[WHAT IS REQUIRED] Using the records that follow, copy every line containing the word "name".

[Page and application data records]
____________________

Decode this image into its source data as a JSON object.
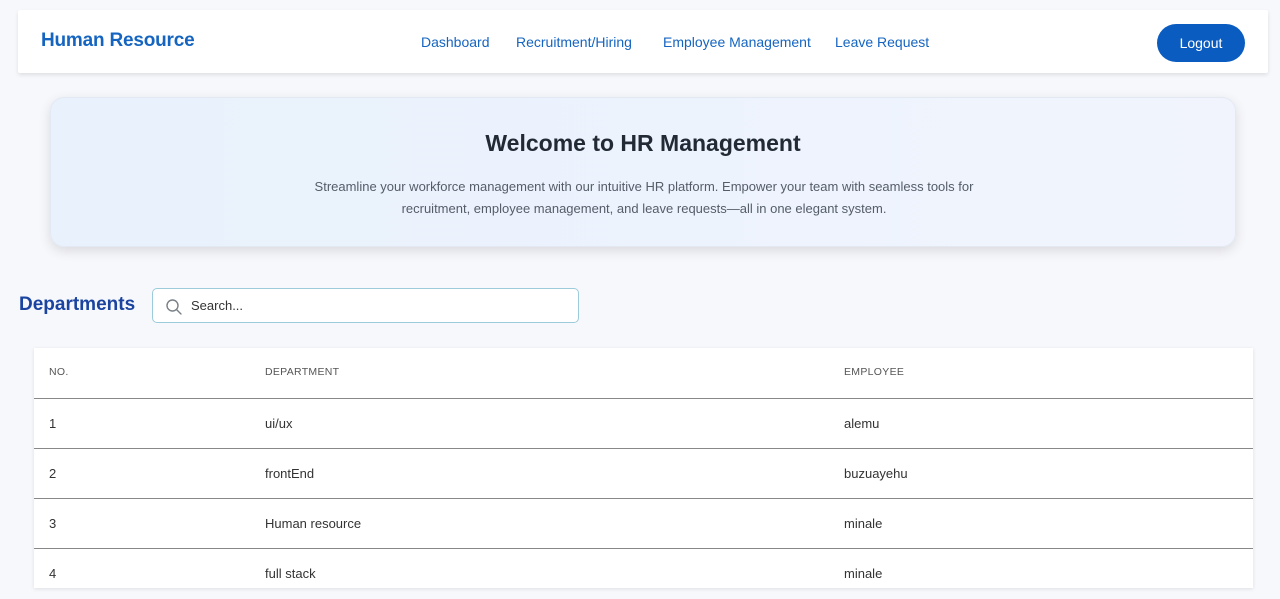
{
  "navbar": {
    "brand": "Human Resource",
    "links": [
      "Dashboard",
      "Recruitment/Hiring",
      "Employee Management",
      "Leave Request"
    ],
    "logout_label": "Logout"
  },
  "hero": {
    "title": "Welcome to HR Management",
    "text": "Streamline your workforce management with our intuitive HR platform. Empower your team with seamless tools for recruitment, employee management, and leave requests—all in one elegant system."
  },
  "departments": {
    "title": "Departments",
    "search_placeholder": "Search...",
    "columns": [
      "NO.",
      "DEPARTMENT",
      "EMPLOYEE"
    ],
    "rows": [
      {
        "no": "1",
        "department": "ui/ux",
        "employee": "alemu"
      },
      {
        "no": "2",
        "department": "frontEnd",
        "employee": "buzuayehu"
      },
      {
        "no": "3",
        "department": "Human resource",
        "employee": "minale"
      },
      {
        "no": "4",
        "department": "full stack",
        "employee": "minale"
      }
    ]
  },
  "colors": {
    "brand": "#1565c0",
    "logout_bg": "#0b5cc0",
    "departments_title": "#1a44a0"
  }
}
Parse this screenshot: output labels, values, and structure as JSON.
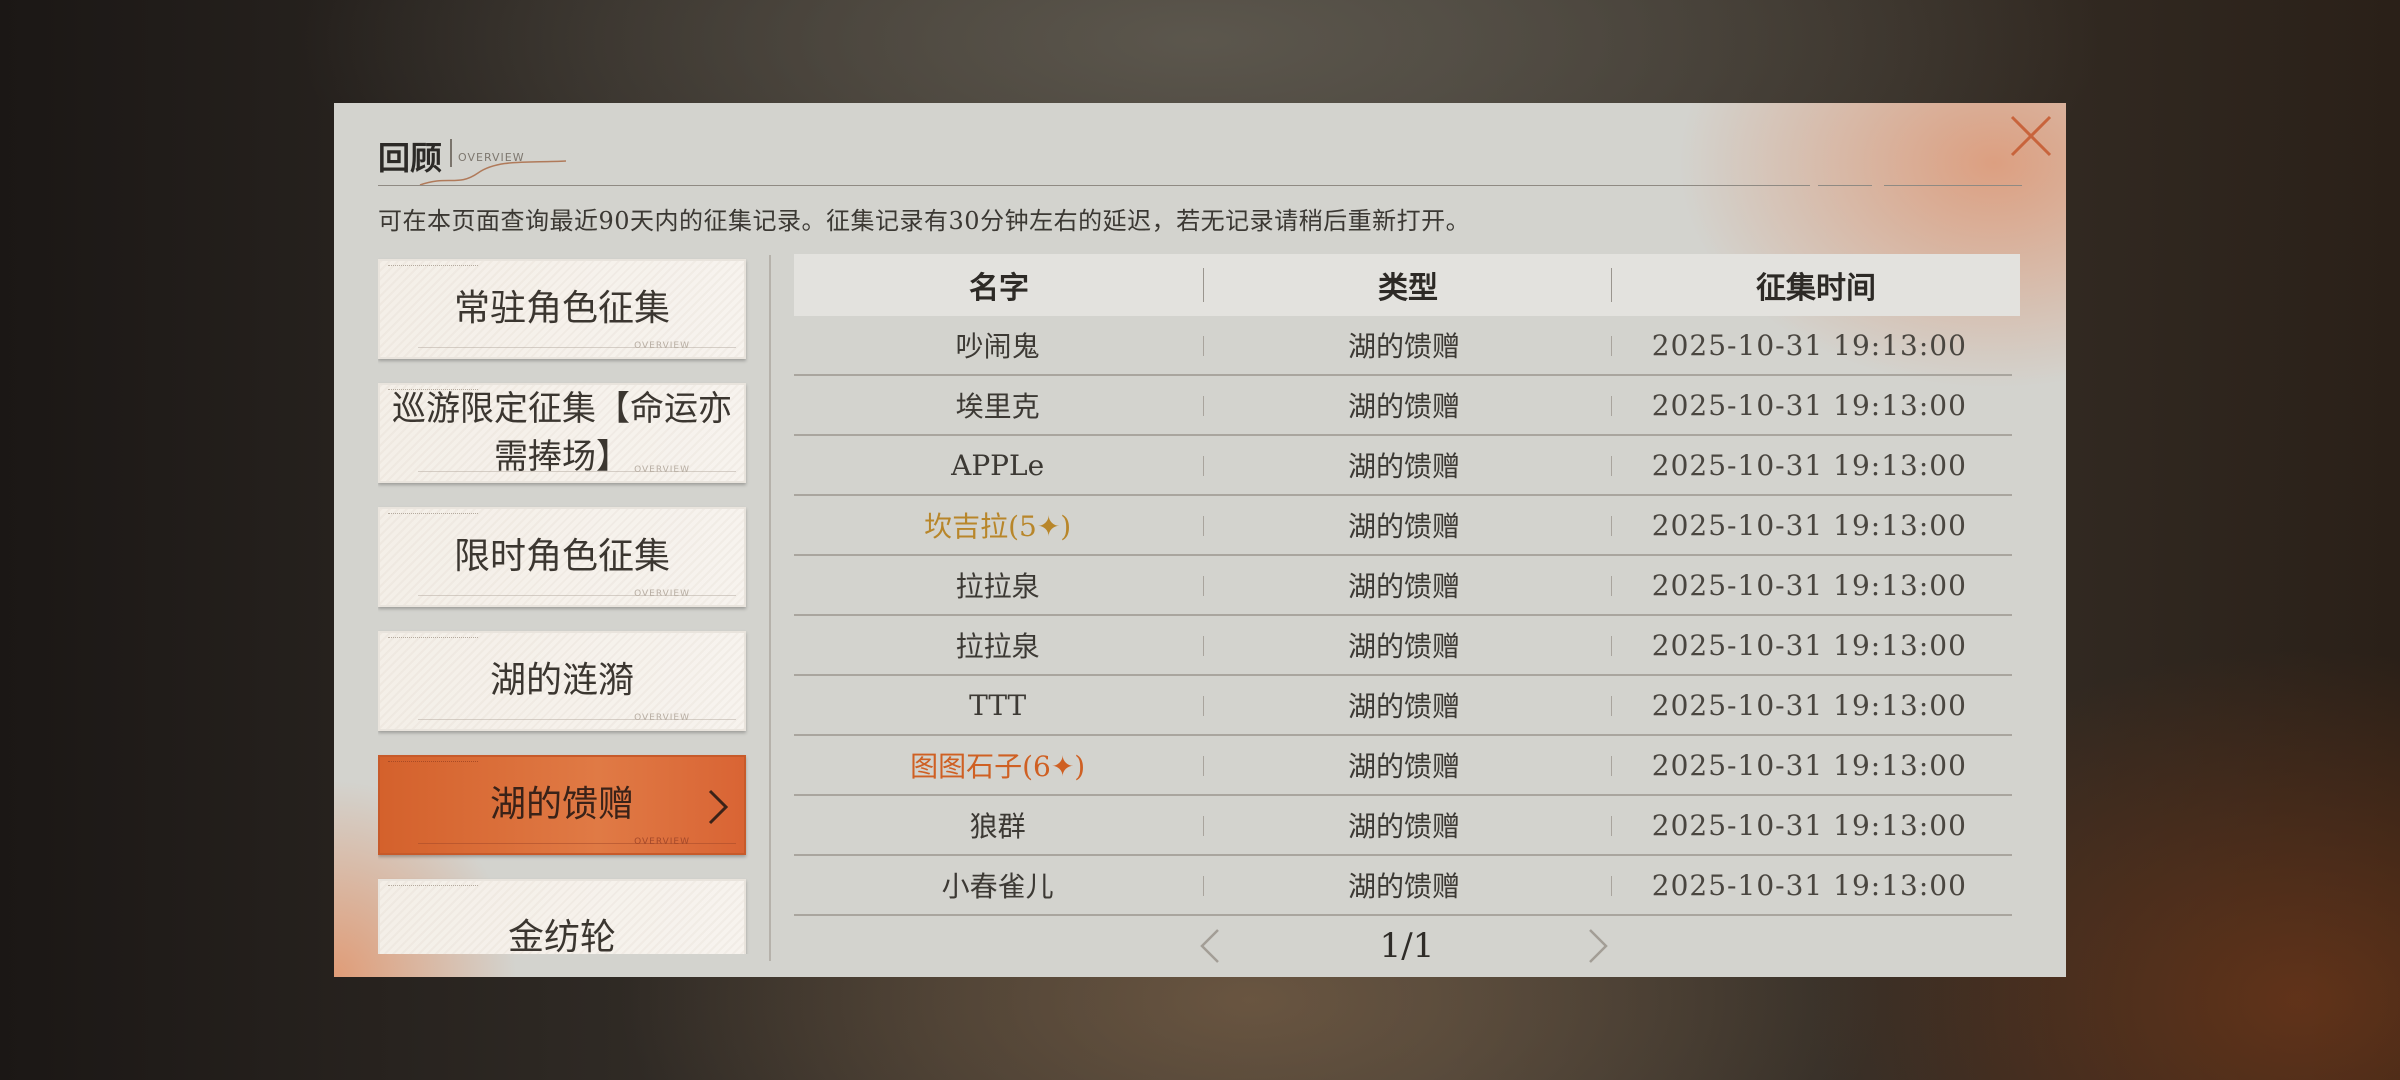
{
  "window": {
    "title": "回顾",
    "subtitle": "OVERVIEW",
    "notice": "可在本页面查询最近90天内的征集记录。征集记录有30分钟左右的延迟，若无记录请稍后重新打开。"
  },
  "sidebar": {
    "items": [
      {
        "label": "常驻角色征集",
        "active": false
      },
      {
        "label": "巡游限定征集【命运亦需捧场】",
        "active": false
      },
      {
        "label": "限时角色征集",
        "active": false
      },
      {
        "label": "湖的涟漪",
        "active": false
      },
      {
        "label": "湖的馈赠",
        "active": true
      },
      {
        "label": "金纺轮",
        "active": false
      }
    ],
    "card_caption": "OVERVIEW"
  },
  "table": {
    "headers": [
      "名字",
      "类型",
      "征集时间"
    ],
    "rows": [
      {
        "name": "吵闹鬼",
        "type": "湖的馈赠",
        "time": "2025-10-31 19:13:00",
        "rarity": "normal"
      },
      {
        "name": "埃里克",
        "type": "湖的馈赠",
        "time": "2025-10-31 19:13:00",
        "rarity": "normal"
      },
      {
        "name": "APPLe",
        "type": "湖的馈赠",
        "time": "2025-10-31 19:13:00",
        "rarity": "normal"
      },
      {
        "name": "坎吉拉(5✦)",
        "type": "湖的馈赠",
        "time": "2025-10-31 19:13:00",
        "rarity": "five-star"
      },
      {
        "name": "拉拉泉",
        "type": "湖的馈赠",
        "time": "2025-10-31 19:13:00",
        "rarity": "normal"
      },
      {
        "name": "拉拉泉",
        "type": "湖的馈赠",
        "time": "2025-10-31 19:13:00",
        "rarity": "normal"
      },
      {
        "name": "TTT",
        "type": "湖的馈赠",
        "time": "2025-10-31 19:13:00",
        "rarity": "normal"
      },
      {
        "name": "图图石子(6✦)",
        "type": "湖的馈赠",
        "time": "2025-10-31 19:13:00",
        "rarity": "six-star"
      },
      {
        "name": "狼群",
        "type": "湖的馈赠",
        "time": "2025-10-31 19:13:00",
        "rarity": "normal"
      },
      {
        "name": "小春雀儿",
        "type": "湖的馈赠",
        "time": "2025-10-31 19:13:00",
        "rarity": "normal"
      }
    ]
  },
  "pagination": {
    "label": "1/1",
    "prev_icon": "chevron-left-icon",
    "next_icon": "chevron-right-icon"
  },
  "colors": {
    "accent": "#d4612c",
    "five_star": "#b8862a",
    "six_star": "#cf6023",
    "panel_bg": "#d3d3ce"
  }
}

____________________

[SOLUTION BELOW]
        "name": "吵闹鬼",
        "name": "埃里克",
        "name": "APPLe",
        "name": "坎吉拉(5✦)",
        "name": "拉拉泉",
        "name": "拉拉泉",
        "name": "TTT",
        "name": "图图石子(6✦)",
        "name": "狼群",
        "name": "小春雀儿",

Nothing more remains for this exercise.